Cement prices have jumped 20-40 per cent over the past two months in top cities despite demand from the real estate industry, which is its largest buyer, being low. This has put builders in a spot of bother, especially at a time when the market is already slow.
The builder body, Confederation of Real Estate Developers’ Associations of India (CREDAI), has alleged cartelization among cement companies and plans to approach the Competition Commission of India (CCI) to file a complaint, having filed a similar one last year. “They have created a shortage by cutting down on production. Cement companies are now quoting similar prices in different regions,” said Getamber Anand, national president of CREDAI and the managing director of ATS Infrastructure.
Sample this. Cement prices in Noida have risen from Rs 200 a bag in July this year to Rs 285 in September. In Bengaluru, prices have risen by about Rs 30 a bag in the last month or so to overRs 400 a bag. In Hyderabad, it has gone up from Rs 265 a bag in July to about Rs 305 a bag in September. In Ghaziabad, prices have risen from Rs 195 a bag in June to Rs 280 a bag in September.
Vineet Relia, managing director at SARE Homes, said it is unfortunate that the RBI governor and the government are nudging us to cut prices but cannot control raw material prices, including cement. “If the government wants to do something, it should control these cartels,” said Relia.
A cement analyst with a broking firm said till about June-July, most cement companies were undercutting each other but since then they have all got together and decided to focus on protecting their margins rather than gun for volumes.

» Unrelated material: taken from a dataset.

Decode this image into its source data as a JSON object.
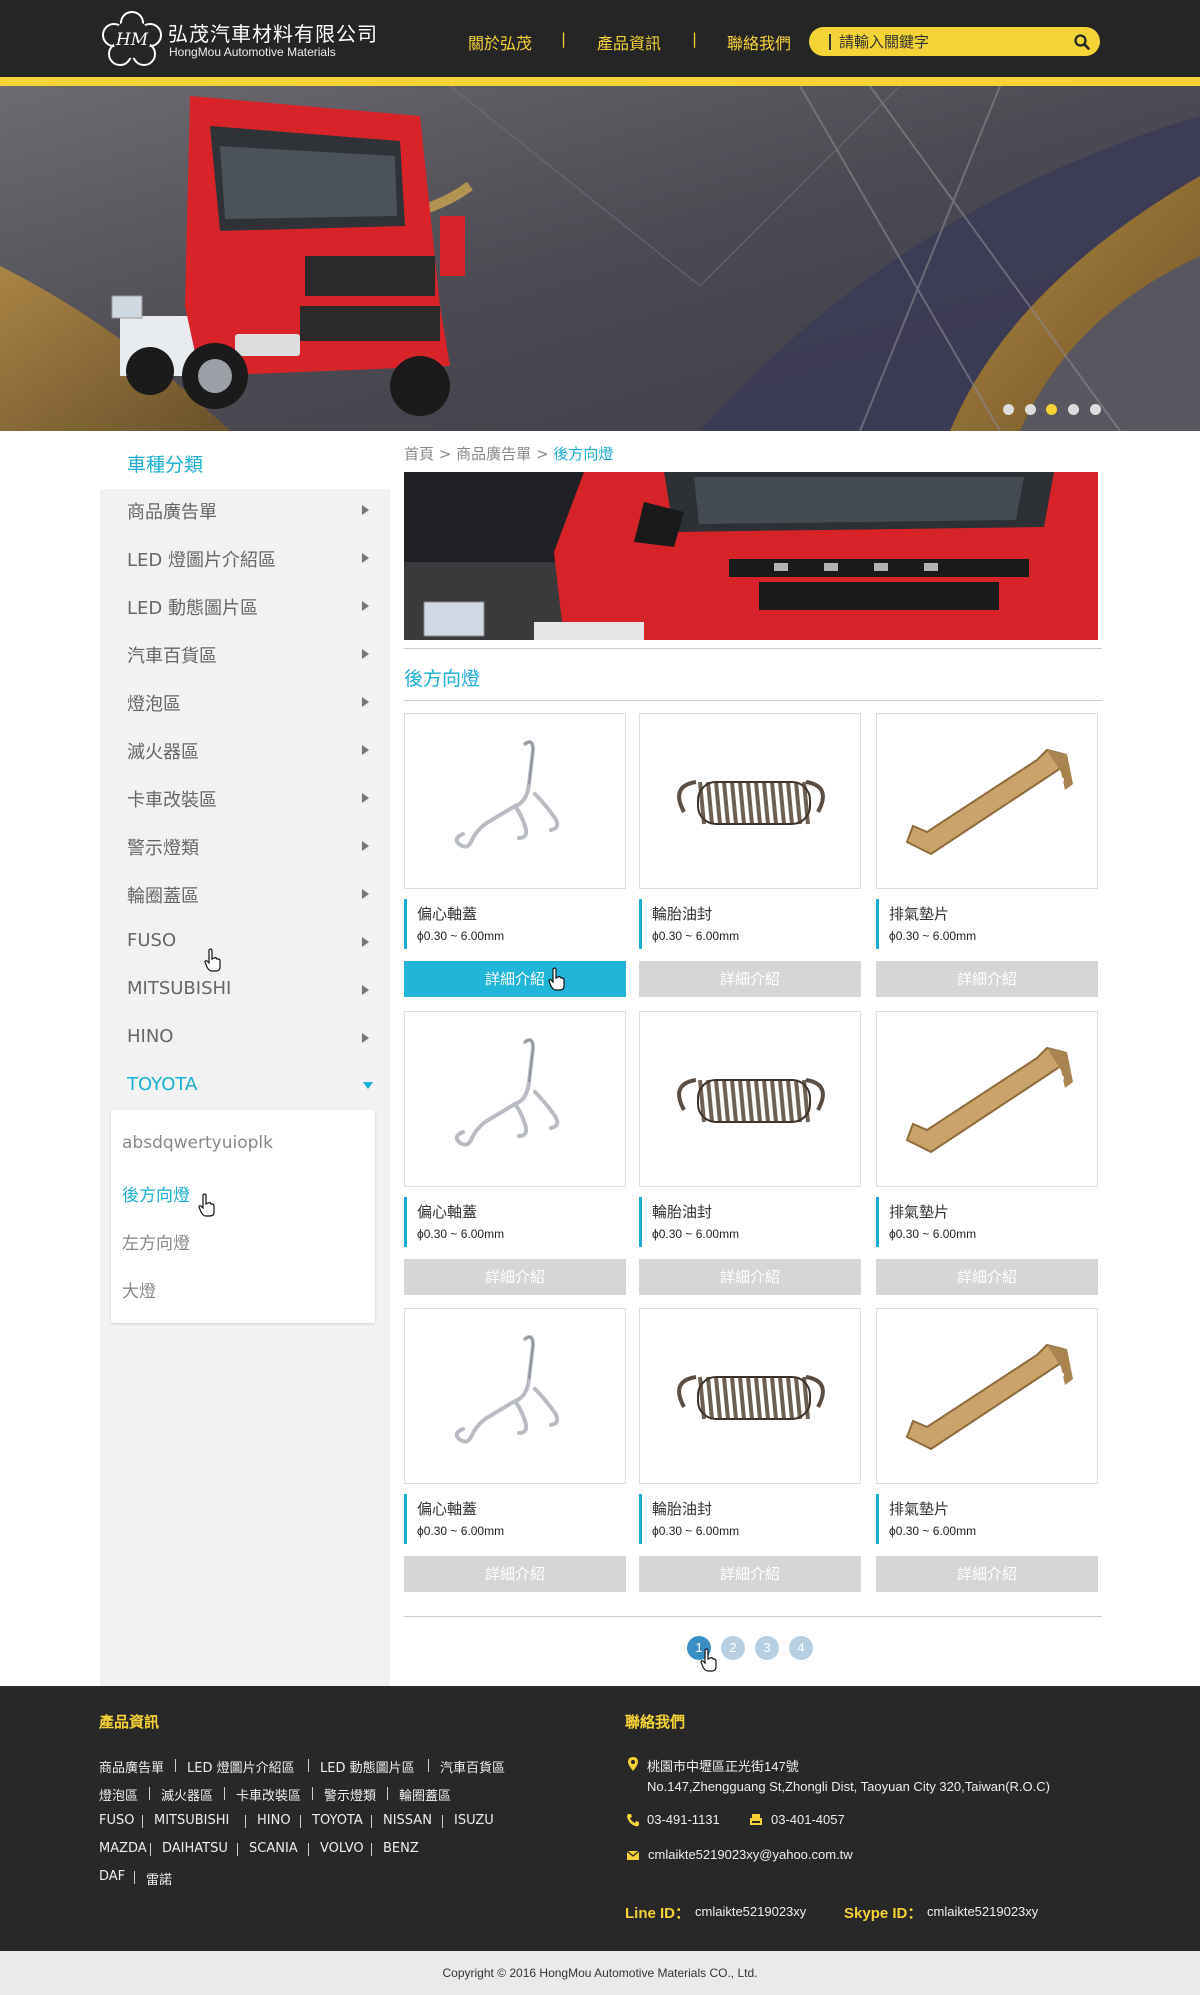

Ajay Chandra, managing director of Gurgaon-based builder Unitech, said this increase in cement prices is quite unexpected. “This will not help the government in fulfilling its housing-for-all plan. Moreover, we have to absorb this price rise in existing projects but pricing in any new projects will reflect this input price increase,” he said
This is not the first time that builders have alleged cartelization against cement companies. The Builders’ Association of India (BAI) had filed a complaint with the CCI in 2010 in which it alleged that cement companies were colluding to fix cement prices. It had filed the complaint against 10 top cement manufacturers and the Cement Manufacturers’ Association (CMA).
CCI had later, in June 2012, imposed a penalty of Rs 6,300 crore on these cement companies. The Competition Appellate Tribunal (Compat) stayed the order in 2013, but asked the companies to deposit 10 per cent of the amount till the time their appeal is pending. The case is still going on.
Shankarbhai Desai, the 77-year-old vice-president of BAI who had taken on the cement companies in 2010, said it is a strange situation.
“If the real estate sector is not improving and new launches of projects have dropped across cities, how are cement prices rising, unless there is a pre-arrangement between cement companies,” he said, adding there is excess installed capacity in the cement sector than demand at present.
Builders said cement is one of the major components in construction activity. They require on an average one bag of cement per sq ft of built-up space. “So any increase in cement prices directly increases the total cost of construction,” said C Shekar Reddy, former president at CREDAI.